ACTIVITY:
Please print each record that follows precisely as it appears.

"""

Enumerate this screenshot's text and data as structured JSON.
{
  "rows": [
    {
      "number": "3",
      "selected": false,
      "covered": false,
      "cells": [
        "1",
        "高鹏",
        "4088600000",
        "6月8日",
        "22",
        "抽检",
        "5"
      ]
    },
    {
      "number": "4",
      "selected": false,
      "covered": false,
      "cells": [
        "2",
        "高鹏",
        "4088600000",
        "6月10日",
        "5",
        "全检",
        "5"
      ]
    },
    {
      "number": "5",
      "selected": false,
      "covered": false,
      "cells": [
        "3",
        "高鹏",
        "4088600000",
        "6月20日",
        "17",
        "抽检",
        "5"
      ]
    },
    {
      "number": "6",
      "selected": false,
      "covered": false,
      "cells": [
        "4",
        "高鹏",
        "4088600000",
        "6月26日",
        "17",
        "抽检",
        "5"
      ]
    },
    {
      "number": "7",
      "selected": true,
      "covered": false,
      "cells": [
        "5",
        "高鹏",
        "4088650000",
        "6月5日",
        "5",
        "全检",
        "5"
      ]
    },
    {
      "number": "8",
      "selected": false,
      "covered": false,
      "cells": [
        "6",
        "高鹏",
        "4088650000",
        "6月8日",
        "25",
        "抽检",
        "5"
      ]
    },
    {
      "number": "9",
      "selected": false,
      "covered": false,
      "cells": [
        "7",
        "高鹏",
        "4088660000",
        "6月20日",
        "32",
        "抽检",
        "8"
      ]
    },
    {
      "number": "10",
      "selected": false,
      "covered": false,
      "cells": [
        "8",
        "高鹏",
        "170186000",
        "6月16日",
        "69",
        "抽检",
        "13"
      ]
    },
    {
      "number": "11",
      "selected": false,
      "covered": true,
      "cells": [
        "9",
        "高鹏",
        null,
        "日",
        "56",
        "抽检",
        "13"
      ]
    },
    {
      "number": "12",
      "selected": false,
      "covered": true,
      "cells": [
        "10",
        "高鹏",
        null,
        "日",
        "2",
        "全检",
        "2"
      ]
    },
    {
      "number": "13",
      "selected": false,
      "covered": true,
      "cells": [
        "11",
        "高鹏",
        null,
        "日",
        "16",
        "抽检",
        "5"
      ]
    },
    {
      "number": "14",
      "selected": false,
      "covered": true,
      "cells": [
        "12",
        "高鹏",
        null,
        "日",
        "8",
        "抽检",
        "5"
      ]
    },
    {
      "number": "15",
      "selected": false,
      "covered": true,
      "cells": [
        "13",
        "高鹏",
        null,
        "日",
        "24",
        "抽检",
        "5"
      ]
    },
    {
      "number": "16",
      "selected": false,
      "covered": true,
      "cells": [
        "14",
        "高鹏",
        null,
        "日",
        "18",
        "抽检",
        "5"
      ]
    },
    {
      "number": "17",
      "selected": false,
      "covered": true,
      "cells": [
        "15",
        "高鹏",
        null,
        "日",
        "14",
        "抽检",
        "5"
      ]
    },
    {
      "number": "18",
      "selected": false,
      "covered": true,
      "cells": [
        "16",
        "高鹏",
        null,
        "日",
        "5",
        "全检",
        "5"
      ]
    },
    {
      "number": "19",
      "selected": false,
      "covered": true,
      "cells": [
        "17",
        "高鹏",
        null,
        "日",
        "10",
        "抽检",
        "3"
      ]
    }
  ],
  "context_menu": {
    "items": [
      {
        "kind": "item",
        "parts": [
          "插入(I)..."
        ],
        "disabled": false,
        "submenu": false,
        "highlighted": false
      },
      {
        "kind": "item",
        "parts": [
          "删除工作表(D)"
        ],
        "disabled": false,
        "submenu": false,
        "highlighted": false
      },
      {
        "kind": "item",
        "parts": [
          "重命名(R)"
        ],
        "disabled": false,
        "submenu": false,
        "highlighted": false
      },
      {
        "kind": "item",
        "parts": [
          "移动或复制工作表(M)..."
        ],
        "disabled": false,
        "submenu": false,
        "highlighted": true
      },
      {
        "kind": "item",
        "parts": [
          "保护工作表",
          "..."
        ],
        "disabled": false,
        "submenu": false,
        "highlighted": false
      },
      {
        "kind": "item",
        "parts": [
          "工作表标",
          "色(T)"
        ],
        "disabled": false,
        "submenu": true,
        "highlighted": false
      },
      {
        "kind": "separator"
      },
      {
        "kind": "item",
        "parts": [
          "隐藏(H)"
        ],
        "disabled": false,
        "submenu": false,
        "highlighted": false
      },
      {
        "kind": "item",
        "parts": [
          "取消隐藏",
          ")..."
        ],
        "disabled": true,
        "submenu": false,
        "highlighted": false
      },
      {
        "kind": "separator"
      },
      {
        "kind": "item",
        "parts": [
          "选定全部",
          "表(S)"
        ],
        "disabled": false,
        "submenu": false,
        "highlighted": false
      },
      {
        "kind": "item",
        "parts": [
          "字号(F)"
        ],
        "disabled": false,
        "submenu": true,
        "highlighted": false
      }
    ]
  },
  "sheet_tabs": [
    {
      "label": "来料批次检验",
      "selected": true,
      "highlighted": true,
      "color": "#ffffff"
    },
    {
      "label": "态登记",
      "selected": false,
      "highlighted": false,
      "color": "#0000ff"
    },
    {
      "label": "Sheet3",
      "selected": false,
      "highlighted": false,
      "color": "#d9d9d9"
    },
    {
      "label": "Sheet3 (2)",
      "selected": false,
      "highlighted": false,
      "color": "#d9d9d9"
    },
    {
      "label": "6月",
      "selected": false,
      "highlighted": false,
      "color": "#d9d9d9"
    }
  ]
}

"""

ANSWER FOR THE TASK:
Enumerate this screenshot's text and data as structured JSON.
{
  "rows": [
    {
      "number": "3",
      "selected": false,
      "covered": false,
      "cells": [
        "1",
        "高鹏",
        "4088600000",
        "6月8日",
        "22",
        "抽检",
        "5"
      ]
    },
    {
      "number": "4",
      "selected": false,
      "covered": false,
      "cells": [
        "2",
        "高鹏",
        "4088600000",
        "6月10日",
        "5",
        "全检",
        "5"
      ]
    },
    {
      "number": "5",
      "selected": false,
      "covered": false,
      "cells": [
        "3",
        "高鹏",
        "4088600000",
        "6月20日",
        "17",
        "抽检",
        "5"
      ]
    },
    {
      "number": "6",
      "selected": false,
      "covered": false,
      "cells": [
        "4",
        "高鹏",
        "4088600000",
        "6月26日",
        "17",
        "抽检",
        "5"
      ]
    },
    {
      "number": "7",
      "selected": true,
      "covered": false,
      "cells": [
        "5",
        "高鹏",
        "4088650000",
        "6月5日",
        "5",
        "全检",
        "5"
      ]
    },
    {
      "number": "8",
      "selected": false,
      "covered": false,
      "cells": [
        "6",
        "高鹏",
        "4088650000",
        "6月8日",
        "25",
        "抽检",
        "5"
      ]
    },
    {
      "number": "9",
      "selected": false,
      "covered": false,
      "cells": [
        "7",
        "高鹏",
        "4088660000",
        "6月20日",
        "32",
        "抽检",
        "8"
      ]
    },
    {
      "number": "10",
      "selected": false,
      "covered": false,
      "cells": [
        "8",
        "高鹏",
        "170186000",
        "6月16日",
        "69",
        "抽检",
        "13"
      ]
    },
    {
      "number": "11",
      "selected": false,
      "covered": true,
      "cells": [
        "9",
        "高鹏",
        null,
        "日",
        "56",
        "抽检",
        "13"
      ]
    },
    {
      "number": "12",
      "selected": false,
      "covered": true,
      "cells": [
        "10",
        "高鹏",
        null,
        "日",
        "2",
        "全检",
        "2"
      ]
    },
    {
      "number": "13",
      "selected": false,
      "covered": true,
      "cells": [
        "11",
        "高鹏",
        null,
        "日",
        "16",
        "抽检",
        "5"
      ]
    },
    {
      "number": "14",
      "selected": false,
      "covered": true,
      "cells": [
        "12",
        "高鹏",
        null,
        "日",
        "8",
        "抽检",
        "5"
      ]
    },
    {
      "number": "15",
      "selected": false,
      "covered": true,
      "cells": [
        "13",
        "高鹏",
        null,
        "日",
        "24",
        "抽检",
        "5"
      ]
    },
    {
      "number": "16",
      "selected": false,
      "covered": true,
      "cells": [
        "14",
        "高鹏",
        null,
        "日",
        "18",
        "抽检",
        "5"
      ]
    },
    {
      "number": "17",
      "selected": false,
      "covered": true,
      "cells": [
        "15",
        "高鹏",
        null,
        "日",
        "14",
        "抽检",
        "5"
      ]
    },
    {
      "number": "18",
      "selected": false,
      "covered": true,
      "cells": [
        "16",
        "高鹏",
        null,
        "日",
        "5",
        "全检",
        "5"
      ]
    },
    {
      "number": "19",
      "selected": false,
      "covered": true,
      "cells": [
        "17",
        "高鹏",
        null,
        "日",
        "10",
        "抽检",
        "3"
      ]
    }
  ],
  "context_menu": {
    "items": [
      {
        "kind": "item",
        "parts": [
          "插入(I)..."
        ],
        "disabled": false,
        "submenu": false,
        "highlighted": false
      },
      {
        "kind": "item",
        "parts": [
          "删除工作表(D)"
        ],
        "disabled": false,
        "submenu": false,
        "highlighted": false
      },
      {
        "kind": "item",
        "parts": [
          "重命名(R)"
        ],
        "disabled": false,
        "submenu": false,
        "highlighted": false
      },
      {
        "kind": "item",
        "parts": [
          "移动或复制工作表(M)..."
        ],
        "disabled": false,
        "submenu": false,
        "highlighted": true
      },
      {
        "kind": "item",
        "parts": [
          "保护工作表",
          "..."
        ],
        "disabled": false,
        "submenu": false,
        "highlighted": false
      },
      {
        "kind": "item",
        "parts": [
          "工作表标",
          "色(T)"
        ],
        "disabled": false,
        "submenu": true,
        "highlighted": false
      },
      {
        "kind": "separator"
      },
      {
        "kind": "item",
        "parts": [
          "隐藏(H)"
        ],
        "disabled": false,
        "submenu": false,
        "highlighted": false
      },
      {
        "kind": "item",
        "parts": [
          "取消隐藏",
          ")..."
        ],
        "disabled": true,
        "submenu": false,
        "highlighted": false
      },
      {
        "kind": "separator"
      },
      {
        "kind": "item",
        "parts": [
          "选定全部",
          "表(S)"
        ],
        "disabled": false,
        "submenu": false,
        "highlighted": false
      },
      {
        "kind": "item",
        "parts": [
          "字号(F)"
        ],
        "disabled": false,
        "submenu": true,
        "highlighted": false
      }
    ]
  },
  "sheet_tabs": [
    {
      "label": "来料批次检验",
      "selected": true,
      "highlighted": true,
      "color": "#ffffff"
    },
    {
      "label": "态登记",
      "selected": false,
      "highlighted": false,
      "color": "#0000ff"
    },
    {
      "label": "Sheet3",
      "selected": false,
      "highlighted": false,
      "color": "#d9d9d9"
    },
    {
      "label": "Sheet3 (2)",
      "selected": false,
      "highlighted": false,
      "color": "#d9d9d9"
    },
    {
      "label": "6月",
      "selected": false,
      "highlighted": false,
      "color": "#d9d9d9"
    }
  ]
}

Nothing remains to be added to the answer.